This answer takes two parts. The first is tied to your gallbladder, when you eat anything a reaction in your body is triggered and the gallbladder empties. So, when you haven’t eaten, your gallbladder is nice and full, much like a balloon full of water and we can see inside easily. This is crucial in order to evaluate the gallbladder for gallstones or other problems such as polyps or sludge which can form within.
Secondly, when you eat you swallow air. This air fills your stomach and intestines. Air is ultrasound’s enemy. Our sound waves hit air and essentially stop causing great difficulty in imaging the organs of your abdomen. Often some organs may not be seen at all due to air-filled bowel and gas.
Can I Chew Gum or Smoke Before My Abdominal Ultrasound?
No, when you chew gum or smoke, you often swallow air. This, as mentioned above, can compromise your exam.
How Am I Supposed To Take My Medication If I'm Not Supposed To Eat or Drink?
You can take your medication, just be sure you take it with water. A couple of sips of water are fine and should not compromise the exam.
Can You See Ulcers With Ultrasounds?
No, ultrasound is not the best imaging mode to evaluate the stomach or bowel because both contain air.
How Do I Schedule My Ultrasound At Sound Health Imaging?
You have a choice where your ultrasound is done. Tell your healthcare provider that you would like to have your ultrasound scheduled at Sound Health Imaging. Or you can call our office and make your ultrasound appointment and then bring your Doctor’s order with you at the time of exam.
Are You A Network Provider For Blue Cross Blue Shield and New West Insurance Companies?
Yes, we are premium providers for both Blue Cross and New West and bill all major insurances including Medicaid and Medicare.
Is the Radiologist Who Reads The Exam A Network Provider?
Sound Health Imaging contracts with Capital Radiology to interpret the ultrasound exams. We pay the radiologist for the interpretation, so the patient does not get a second bill from interpreting physician.

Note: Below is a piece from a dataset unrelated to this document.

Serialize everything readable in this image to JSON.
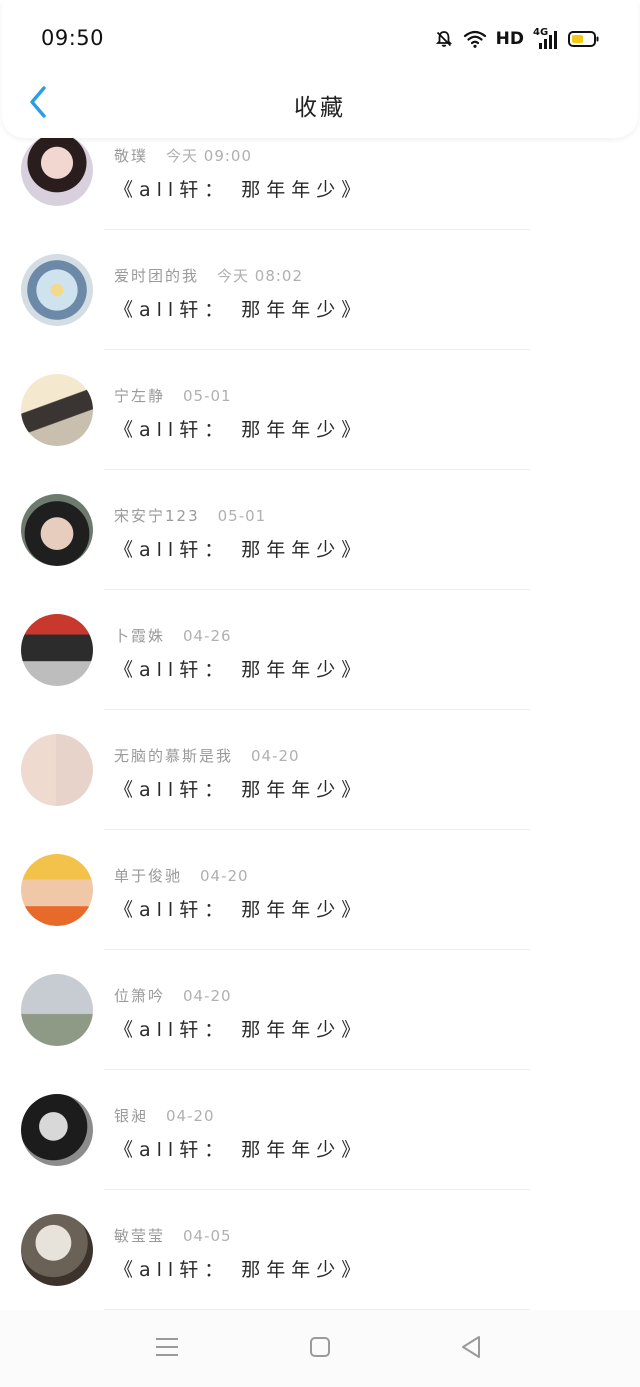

How Long Does It Take For the Doctor To Get the Results of My Exam?
Our goal is for your referring health care provider to receive the Ultrasound report the next business day following your appointment.